▶ _Prompt_
Collect every line of the records below that contains the word "offset".

▶ _Supplied records_
....
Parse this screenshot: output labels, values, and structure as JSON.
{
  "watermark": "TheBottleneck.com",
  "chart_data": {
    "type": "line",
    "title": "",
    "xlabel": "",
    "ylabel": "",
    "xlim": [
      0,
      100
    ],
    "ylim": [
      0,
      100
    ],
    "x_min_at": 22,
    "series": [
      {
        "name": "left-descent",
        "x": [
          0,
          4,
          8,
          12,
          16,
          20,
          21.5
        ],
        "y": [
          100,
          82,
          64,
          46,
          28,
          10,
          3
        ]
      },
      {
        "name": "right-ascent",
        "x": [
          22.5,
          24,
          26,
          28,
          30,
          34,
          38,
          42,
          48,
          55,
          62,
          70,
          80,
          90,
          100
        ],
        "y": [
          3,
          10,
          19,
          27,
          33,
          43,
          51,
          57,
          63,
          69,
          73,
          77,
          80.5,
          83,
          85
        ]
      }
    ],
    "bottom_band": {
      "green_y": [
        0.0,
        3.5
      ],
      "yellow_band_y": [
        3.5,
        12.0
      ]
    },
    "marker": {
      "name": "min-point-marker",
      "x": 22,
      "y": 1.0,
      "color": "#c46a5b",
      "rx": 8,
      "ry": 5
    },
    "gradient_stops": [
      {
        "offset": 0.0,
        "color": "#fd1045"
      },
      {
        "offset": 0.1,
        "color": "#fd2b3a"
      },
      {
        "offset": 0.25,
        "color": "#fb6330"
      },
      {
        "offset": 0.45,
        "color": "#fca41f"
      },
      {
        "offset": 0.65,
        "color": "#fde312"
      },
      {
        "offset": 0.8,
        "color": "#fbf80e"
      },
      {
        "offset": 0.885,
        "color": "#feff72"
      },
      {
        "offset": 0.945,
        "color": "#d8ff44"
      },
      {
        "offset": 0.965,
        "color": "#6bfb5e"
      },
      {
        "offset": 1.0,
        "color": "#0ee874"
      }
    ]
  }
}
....
▶ _Solution to the exercise_
        "offset": 0.0,
        "offset": 0.1,
        "offset": 0.25,
        "offset": 0.45,
        "offset": 0.65,
        "offset": 0.8,
        "offset": 0.885,
        "offset": 0.945,
        "offset": 0.965,
        "offset": 1.0,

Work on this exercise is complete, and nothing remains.